Written by on April 6, 2017

I recently traveled to Copenhagen as a speaker for the Signature Leaders program.  One of the best parts of the meeting for me was listening to the many things the speaker panel had to say about their biggest leadership lessons. Here are a few of the highlights when asked about the biggest lessons each had learned:

  1. Doing things through othersYou were probably promoted because you were a great producer. Now, in a leadership position, your effectiveness is completely up to your ability to get others to buy into your vision and execute in their job.  We’ve all heard the saying…”People don’t care how much you know until they know how much you care.”  I think that sums up what was being said that night, as many of the stories were about how challenging it can be to be evaluated by your team’s performance. It also reminded me of a fundamental mistake companies make at times when they promote their top producers without adequate leadership training!

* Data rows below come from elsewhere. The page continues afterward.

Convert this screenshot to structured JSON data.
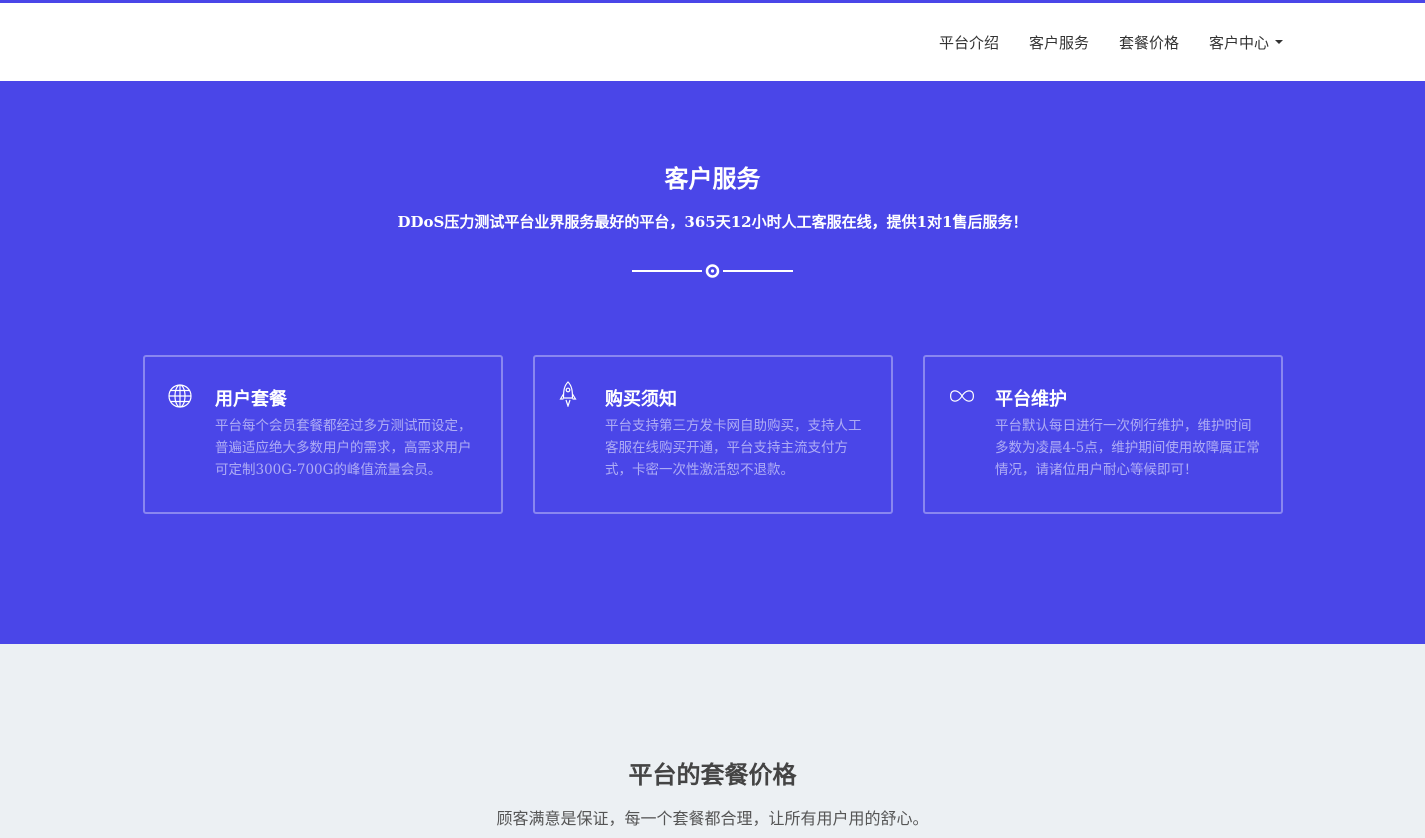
{
  "nav": {
    "items": [
      "平台介绍",
      "客户服务",
      "套餐价格"
    ],
    "dropdown_label": "客户中心"
  },
  "hero": {
    "title": "客户服务",
    "subtitle": "DDoS压力测试平台业界服务最好的平台，365天12小时人工客服在线，提供1对1售后服务！"
  },
  "features": [
    {
      "icon": "globe-icon",
      "title": "用户套餐",
      "text": "平台每个会员套餐都经过多方测试而设定，普遍适应绝大多数用户的需求，高需求用户可定制300G-700G的峰值流量会员。"
    },
    {
      "icon": "rocket-icon",
      "title": "购买须知",
      "text": "平台支持第三方发卡网自助购买，支持人工客服在线购买开通，平台支持主流支付方式，卡密一次性激活恕不退款。"
    },
    {
      "icon": "infinity-icon",
      "title": "平台维护",
      "text": "平台默认每日进行一次例行维护，维护时间多数为凌晨4-5点，维护期间使用故障属正常情况，请诸位用户耐心等候即可！"
    }
  ],
  "pricing": {
    "title": "平台的套餐价格",
    "subtitle": "顾客满意是保证，每一个套餐都合理，让所有用户用的舒心。"
  },
  "colors": {
    "accent": "#4a46e8",
    "page_bg": "#ecf0f3",
    "nav_bg": "#ffffff"
  }
}
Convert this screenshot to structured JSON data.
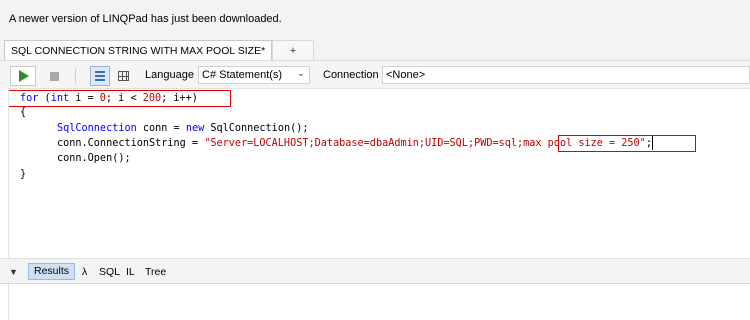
{
  "notification": {
    "text": "A newer version of LINQPad has just been downloaded."
  },
  "tabs": {
    "active": "SQL CONNECTION STRING WITH MAX POOL SIZE*",
    "add_label": "+"
  },
  "toolbar": {
    "run_icon": "play-icon",
    "stop_icon": "stop-icon",
    "view_rich_icon": "rich-text-results-icon",
    "view_grid_icon": "grid-results-icon",
    "language_label": "Language",
    "language_value": "C# Statement(s)",
    "connection_label": "Connection",
    "connection_value": "<None>"
  },
  "editor": {
    "lines": [
      {
        "for": "for",
        "open": " (",
        "int": "int",
        "mid1": " i = ",
        "zero": "0",
        "mid2": "; i < ",
        "n200": "200",
        "end": "; i++)"
      },
      {
        "text": "{"
      },
      {
        "type": "SqlConnection",
        "mid": " conn = ",
        "new": "new",
        "end": " SqlConnection();"
      },
      {
        "pre": "conn.ConnectionString = ",
        "str1": "\"Server=LOCALHOST;Database=dbaAdmin;UID=SQL;PWD=sql;",
        "str2": "max pool size = 250\"",
        "end": ";"
      },
      {
        "text": "conn.Open();"
      },
      {
        "text": "}"
      }
    ]
  },
  "results": {
    "collapse_icon": "triangle-down-icon",
    "tabs": [
      "Results",
      "λ",
      "SQL",
      "IL",
      "Tree"
    ]
  },
  "colors": {
    "keyword": "#0000ff",
    "string": "#c00000",
    "highlight_box": "#e00000",
    "run_green": "#2f8f2f"
  }
}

  2. Staying humble while becoming the example of opportunity.  Being humble doesn’t matter as much when you begin your corporate climb for the simple reason you just don’t interact with that many people. The higher you go in the organization, the more important humility and staying humble becomes. One of the cornerstones of leadership is creating other leaders. Being an example people want to follow is a fundamental part of leadership.  Who wants to be promoted if everyone in management is a jerk? Not me!

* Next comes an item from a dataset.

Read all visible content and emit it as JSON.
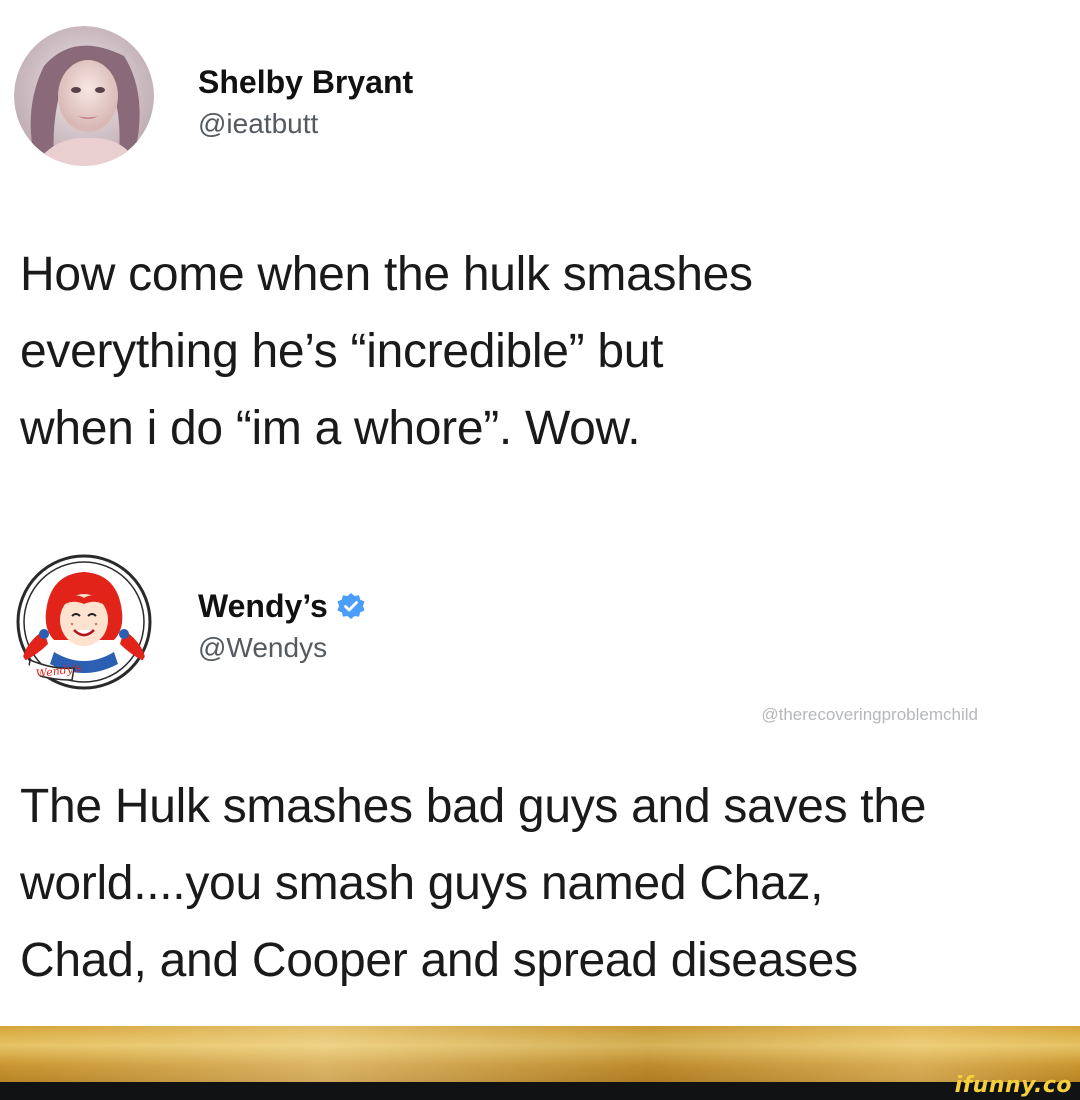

  3. Prioritizing.  We’ve all heard that we need to learn the difference between important and urgent.  I’ve seen people work down the proverbial “to-do” list only to neglect the one or two most important things that were actually urgent! This is huge for any leader… know what needs to take priority and make sure those things don’t slip through the cracks.
  4. Trusting your people.  What does that look like?  Delegate. Not micro-managing. Asking their opinion.  Including them. Bottom line…treating them like business partners instead of employees.
  5. Use your passion wisely…Said differently, “Know what hill to die on!”  Make your points logically AND emotionally.  Anytime a leader is consistently overly emotional, it can create a subjective environment.  Make your point logically and emotionally.  Worth noting…letting your people see your passion is also important!